Task to carry out => A word-for-word copy of every entry below is required; the images do not belong in it.

::: Provided records

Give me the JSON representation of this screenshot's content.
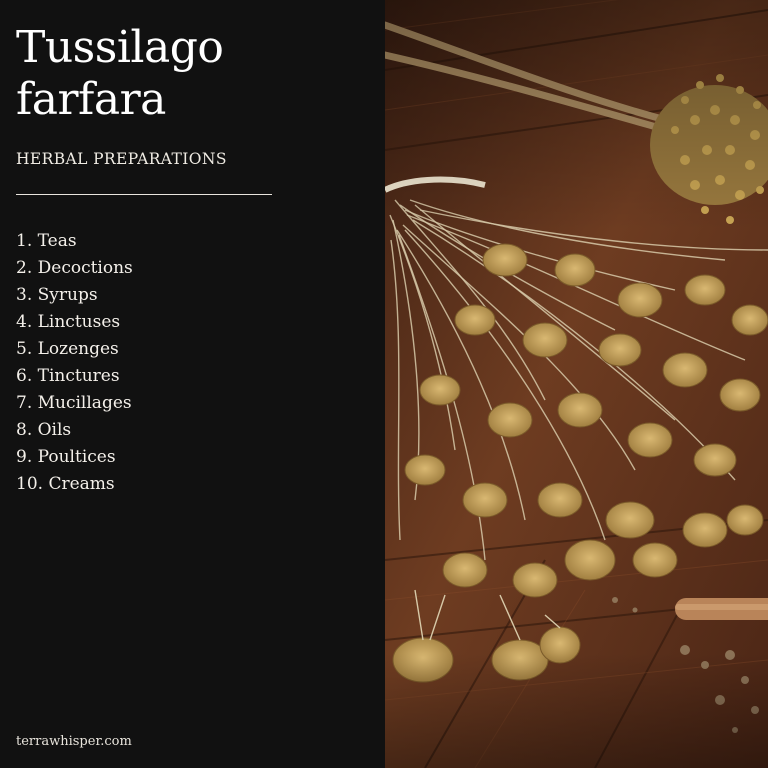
{
  "title_line1": "Tussilago",
  "title_line2": "farfara",
  "subtitle": "HERBAL PREPARATIONS",
  "preparations": [
    "1. Teas",
    "2. Decoctions",
    "3. Syrups",
    "4. Linctuses",
    "5. Lozenges",
    "6. Tinctures",
    "7. Mucillages",
    "8. Oils",
    "9. Poultices",
    "10. Creams"
  ],
  "footer": "terrawhisper.com",
  "colors": {
    "panel_background": "#111111",
    "text": "#ffffff",
    "wood": "#6b3a1f",
    "dried_flower": "#c9a660"
  }
}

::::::

Task solution =>
Give me the JSON representation of this screenshot's content.
{
  "title_line1": "Tussilago",
  "title_line2": "farfara",
  "subtitle": "HERBAL PREPARATIONS",
  "preparations": [
    "1. Teas",
    "2. Decoctions",
    "3. Syrups",
    "4. Linctuses",
    "5. Lozenges",
    "6. Tinctures",
    "7. Mucillages",
    "8. Oils",
    "9. Poultices",
    "10. Creams"
  ],
  "footer": "terrawhisper.com",
  "colors": {
    "panel_background": "#111111",
    "text": "#ffffff",
    "wood": "#6b3a1f",
    "dried_flower": "#c9a660"
  }
}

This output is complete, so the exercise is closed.